Hierarchy creates great empires, large corporations, huge displays of its capability to command coordinated action. Hierarchy, however, is also an inefficient mode of organization. It depends on surplus energy. As small-scale hierarchies emerged at the dawn of written history, this surplus energy was obtained from hydraulic projects (irrigation systems), harnessing animal energy, cutting down the forests of Europe for firewood or developing new technologies like crop rotation to better free the energy of rich soils. Surplus energy is measured as a ratio of calories made available per calorie of human energy expended. Return:Investment. The higher the ratio, the more hierarchal the resulting government. The Nile provided a great surplus energy, and resulted in the hierarchal systems of the Egyptian pharoes. Constant warfare brought a constant source of slaves to the Roman empire to fuel the surplus from its great North African wheat plantations (latifundia). Coal and colonies provided the surplus energy for the rise of the British Empire. Today's hierarchies are are in turn dependent on the greatest source of surplus energy ever to be tapped by human civilization: oil. Oil produces more available calories of energy per calorie of human input than any other energy source available. It is, quite literally, the most concentrated form of solar energy available on the planet. The result of this great energy surplus has been great hierarchy: the empires and wars of the last hundred years have been defined by this phenomena.

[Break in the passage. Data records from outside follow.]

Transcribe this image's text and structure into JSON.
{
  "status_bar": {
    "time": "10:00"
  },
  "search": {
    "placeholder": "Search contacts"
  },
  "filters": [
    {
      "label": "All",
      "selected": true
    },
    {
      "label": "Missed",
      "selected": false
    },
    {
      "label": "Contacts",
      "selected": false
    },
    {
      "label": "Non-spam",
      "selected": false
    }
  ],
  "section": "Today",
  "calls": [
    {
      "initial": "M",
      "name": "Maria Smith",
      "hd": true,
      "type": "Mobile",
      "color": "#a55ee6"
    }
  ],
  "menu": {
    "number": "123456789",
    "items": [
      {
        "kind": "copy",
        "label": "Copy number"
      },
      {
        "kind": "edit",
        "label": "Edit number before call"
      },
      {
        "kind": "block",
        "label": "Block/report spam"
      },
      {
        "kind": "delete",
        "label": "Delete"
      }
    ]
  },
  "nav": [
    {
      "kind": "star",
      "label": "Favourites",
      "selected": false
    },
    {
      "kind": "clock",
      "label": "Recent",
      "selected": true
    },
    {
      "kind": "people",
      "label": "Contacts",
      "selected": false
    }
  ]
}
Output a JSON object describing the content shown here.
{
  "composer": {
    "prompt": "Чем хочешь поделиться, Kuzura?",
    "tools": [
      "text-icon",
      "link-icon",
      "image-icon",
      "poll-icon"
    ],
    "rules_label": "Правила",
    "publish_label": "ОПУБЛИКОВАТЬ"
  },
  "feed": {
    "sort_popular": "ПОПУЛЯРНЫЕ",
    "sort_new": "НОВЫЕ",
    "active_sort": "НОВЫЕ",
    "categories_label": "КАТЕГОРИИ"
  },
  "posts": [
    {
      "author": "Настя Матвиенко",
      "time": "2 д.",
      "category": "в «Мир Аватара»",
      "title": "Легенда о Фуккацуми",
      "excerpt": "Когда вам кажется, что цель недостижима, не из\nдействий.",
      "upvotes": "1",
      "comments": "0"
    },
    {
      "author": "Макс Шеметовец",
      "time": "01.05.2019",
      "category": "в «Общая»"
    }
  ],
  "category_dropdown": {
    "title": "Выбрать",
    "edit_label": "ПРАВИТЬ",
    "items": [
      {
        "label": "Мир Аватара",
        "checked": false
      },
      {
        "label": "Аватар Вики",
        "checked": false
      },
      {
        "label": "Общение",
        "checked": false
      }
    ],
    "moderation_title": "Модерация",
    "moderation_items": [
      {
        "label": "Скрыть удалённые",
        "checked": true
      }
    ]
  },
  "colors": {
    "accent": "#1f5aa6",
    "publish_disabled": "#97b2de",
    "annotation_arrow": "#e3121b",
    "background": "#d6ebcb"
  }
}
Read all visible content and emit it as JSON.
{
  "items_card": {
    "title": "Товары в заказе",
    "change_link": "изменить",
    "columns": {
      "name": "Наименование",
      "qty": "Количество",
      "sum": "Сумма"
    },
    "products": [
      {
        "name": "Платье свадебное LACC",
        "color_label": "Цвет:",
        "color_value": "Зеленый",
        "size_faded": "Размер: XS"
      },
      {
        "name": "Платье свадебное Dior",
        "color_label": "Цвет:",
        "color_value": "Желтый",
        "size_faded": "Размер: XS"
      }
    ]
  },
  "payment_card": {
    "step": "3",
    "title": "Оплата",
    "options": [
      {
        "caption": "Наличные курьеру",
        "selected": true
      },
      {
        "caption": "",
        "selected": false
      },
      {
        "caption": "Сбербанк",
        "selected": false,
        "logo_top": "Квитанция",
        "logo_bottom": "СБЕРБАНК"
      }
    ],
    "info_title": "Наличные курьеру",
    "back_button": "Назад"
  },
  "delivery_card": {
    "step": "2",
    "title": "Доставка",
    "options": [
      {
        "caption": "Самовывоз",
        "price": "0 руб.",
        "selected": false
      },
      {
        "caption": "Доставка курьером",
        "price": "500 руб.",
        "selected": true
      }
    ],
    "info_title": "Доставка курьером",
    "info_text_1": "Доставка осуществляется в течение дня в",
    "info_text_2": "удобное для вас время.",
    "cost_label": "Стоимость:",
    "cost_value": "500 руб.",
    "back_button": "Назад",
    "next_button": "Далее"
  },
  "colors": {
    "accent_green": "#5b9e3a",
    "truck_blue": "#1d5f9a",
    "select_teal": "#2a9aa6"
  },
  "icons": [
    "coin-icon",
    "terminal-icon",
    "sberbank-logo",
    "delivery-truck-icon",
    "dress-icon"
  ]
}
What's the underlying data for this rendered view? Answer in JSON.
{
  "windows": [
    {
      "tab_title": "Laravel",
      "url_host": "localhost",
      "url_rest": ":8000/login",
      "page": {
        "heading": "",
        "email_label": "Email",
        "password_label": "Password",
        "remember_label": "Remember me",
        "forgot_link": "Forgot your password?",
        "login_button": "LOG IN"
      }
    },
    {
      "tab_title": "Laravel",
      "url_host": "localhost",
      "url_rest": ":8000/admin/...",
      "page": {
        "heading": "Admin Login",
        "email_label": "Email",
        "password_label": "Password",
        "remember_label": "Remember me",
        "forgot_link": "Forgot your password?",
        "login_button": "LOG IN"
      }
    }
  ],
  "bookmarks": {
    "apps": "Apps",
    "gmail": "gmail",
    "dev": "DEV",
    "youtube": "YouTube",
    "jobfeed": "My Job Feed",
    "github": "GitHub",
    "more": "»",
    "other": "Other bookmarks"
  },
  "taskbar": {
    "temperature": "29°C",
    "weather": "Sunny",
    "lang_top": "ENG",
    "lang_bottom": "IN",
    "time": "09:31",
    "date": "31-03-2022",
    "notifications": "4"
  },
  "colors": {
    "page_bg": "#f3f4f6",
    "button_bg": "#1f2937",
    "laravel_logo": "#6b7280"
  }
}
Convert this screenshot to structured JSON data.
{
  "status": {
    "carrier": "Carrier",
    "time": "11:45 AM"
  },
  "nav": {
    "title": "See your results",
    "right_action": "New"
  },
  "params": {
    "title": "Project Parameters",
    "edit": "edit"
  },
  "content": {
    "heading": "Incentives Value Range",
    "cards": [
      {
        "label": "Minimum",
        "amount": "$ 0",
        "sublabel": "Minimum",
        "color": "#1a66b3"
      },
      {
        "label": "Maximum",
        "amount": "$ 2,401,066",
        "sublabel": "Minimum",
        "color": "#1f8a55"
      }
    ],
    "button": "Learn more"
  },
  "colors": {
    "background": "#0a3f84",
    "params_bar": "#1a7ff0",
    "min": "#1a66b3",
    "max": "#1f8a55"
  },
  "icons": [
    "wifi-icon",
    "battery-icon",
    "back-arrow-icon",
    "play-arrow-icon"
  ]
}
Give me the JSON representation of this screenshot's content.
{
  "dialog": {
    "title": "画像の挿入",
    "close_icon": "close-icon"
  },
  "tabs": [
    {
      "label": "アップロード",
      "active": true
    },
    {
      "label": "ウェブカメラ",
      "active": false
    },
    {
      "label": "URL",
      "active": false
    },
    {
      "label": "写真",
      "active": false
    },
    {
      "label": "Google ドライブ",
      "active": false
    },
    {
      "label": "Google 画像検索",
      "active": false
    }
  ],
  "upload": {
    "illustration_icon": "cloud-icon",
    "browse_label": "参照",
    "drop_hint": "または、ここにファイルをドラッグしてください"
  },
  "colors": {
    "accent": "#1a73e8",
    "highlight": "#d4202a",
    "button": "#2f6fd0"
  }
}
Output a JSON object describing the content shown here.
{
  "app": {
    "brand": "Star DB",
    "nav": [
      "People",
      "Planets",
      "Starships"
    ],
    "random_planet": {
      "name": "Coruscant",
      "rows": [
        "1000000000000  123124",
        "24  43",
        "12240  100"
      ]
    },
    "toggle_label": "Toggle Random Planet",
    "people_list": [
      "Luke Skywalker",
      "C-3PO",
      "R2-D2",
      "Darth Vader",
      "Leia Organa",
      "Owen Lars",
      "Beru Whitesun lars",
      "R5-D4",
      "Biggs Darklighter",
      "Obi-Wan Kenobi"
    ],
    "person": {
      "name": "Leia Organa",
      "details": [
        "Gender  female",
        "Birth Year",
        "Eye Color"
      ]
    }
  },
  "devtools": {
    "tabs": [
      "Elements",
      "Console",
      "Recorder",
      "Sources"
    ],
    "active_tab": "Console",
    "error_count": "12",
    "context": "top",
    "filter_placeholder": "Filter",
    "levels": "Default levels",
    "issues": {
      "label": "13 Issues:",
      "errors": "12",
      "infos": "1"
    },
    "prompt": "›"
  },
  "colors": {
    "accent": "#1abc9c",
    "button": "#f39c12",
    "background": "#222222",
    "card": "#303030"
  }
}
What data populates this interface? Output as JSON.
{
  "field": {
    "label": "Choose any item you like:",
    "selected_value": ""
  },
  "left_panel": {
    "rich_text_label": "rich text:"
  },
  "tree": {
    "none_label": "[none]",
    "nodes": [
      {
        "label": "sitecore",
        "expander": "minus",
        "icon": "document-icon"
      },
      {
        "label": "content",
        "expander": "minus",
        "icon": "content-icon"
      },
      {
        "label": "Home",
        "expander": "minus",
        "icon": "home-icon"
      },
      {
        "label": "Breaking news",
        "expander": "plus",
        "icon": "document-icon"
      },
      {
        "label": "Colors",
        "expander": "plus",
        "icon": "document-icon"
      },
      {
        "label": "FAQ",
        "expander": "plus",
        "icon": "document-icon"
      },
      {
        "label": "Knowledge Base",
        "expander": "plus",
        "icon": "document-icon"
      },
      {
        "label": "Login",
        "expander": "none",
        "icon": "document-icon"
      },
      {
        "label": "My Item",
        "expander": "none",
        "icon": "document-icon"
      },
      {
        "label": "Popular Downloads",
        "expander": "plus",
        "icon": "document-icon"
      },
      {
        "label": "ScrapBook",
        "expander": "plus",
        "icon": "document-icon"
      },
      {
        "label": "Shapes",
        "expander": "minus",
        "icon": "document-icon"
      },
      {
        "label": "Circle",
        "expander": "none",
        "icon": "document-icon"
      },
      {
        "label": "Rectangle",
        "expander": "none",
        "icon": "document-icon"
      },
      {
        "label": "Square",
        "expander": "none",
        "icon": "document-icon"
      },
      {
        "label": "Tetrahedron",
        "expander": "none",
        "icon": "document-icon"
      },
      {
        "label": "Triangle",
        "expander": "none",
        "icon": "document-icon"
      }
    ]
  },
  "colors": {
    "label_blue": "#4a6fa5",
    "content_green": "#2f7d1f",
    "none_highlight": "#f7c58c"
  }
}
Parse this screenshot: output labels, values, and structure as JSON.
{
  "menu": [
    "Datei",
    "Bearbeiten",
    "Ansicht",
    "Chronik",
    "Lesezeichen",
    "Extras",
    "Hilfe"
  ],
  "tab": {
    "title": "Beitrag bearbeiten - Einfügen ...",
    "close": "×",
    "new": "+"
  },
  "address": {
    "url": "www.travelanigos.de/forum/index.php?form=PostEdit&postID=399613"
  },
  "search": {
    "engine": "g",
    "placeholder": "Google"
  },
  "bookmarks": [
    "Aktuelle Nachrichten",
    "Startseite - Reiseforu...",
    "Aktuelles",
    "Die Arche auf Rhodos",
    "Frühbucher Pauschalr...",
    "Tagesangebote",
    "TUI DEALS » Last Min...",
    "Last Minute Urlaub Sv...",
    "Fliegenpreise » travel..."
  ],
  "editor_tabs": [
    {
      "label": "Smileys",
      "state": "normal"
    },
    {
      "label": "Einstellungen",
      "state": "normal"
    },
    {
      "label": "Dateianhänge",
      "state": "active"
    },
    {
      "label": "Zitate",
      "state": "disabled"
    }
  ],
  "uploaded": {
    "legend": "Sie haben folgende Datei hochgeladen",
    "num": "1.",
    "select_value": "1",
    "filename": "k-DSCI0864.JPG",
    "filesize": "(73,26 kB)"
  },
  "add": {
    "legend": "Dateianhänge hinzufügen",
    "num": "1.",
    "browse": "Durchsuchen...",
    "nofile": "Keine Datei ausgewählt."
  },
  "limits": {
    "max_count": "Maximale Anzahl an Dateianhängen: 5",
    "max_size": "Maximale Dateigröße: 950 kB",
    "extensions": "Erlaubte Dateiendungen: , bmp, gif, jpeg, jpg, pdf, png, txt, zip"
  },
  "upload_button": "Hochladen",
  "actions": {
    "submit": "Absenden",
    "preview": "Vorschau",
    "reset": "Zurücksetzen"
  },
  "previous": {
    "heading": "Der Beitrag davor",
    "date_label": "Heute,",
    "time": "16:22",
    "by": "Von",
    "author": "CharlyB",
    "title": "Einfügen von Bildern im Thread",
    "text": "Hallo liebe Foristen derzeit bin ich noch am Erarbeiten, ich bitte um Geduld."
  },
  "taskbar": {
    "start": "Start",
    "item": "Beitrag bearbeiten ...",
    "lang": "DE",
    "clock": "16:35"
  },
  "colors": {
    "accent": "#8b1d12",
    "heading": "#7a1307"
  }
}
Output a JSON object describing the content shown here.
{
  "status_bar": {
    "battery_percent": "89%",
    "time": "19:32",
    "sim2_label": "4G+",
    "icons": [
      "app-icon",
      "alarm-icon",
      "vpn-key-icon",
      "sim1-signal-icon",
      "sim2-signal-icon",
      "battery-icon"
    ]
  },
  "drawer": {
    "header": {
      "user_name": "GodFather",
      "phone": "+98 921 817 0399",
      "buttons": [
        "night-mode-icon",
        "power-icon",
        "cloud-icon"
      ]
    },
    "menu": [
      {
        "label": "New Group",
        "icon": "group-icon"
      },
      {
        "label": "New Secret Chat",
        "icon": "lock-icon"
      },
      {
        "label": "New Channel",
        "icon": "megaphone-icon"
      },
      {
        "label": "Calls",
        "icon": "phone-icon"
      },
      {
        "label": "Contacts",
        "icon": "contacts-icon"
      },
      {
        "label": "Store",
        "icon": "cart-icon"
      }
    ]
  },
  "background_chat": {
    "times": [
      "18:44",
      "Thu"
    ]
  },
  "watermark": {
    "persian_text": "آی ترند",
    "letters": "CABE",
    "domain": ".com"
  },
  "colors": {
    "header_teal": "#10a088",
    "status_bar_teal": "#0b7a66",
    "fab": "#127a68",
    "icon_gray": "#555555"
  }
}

What will happen when this source of surplus runs out? It may take 5 years or 100 years, but there is no doubt that this great surplus is draining away. Optimists (perhaps an inappropriate title) always state that we will surely find another--perhaps even greater--source of energy surplus. The facts belie the rhetoric, however: Hydrogen needs surplus energy to be produced. Oil shale provides a far smaller surplus ratio than the Gahwar fields of Saudi Arabia. Nuclear energy has never provided a surplus ratio without the subsidy of the military-industrial complex. There simply is no replacement for the surplus energy of oil.
As this surplus fades away, the era of hierarchy will slowly--if fitfully--fade with it. It not be likely to go quietly into that good night--as we may already be witnessing in Iraq, Iran and Saudi Arabia today. Only societies and economies not dependent on this surplus ratio will survive--societies that are capable of existing on just the real-time solar energy hitting the earth. Such energy patterns will demand a rhizome mode of organization. The greatest question is: can we demonstrate the foresight to utilize some of our surplus now to lay the foundation for a zero-surplus society in the future? Or will we squander our fast-dwindling resources in an attempt to hold on in the face of inevitable change, only to lose our one chance at setting up a sustainable but advanced society? Many peak oil theorists think that our planet--that every planet--only gets one shot at setting up a sustainable society before their resources run out, and that if they miss, then they will fade into the obscurity of nature from which they came. Perhaps that won't be such a bad thing, but it strikes me that a middle ground--a sustainable, ontogenetically compatible, interconnected and informed society--may be possible. I think that is something to shoot for.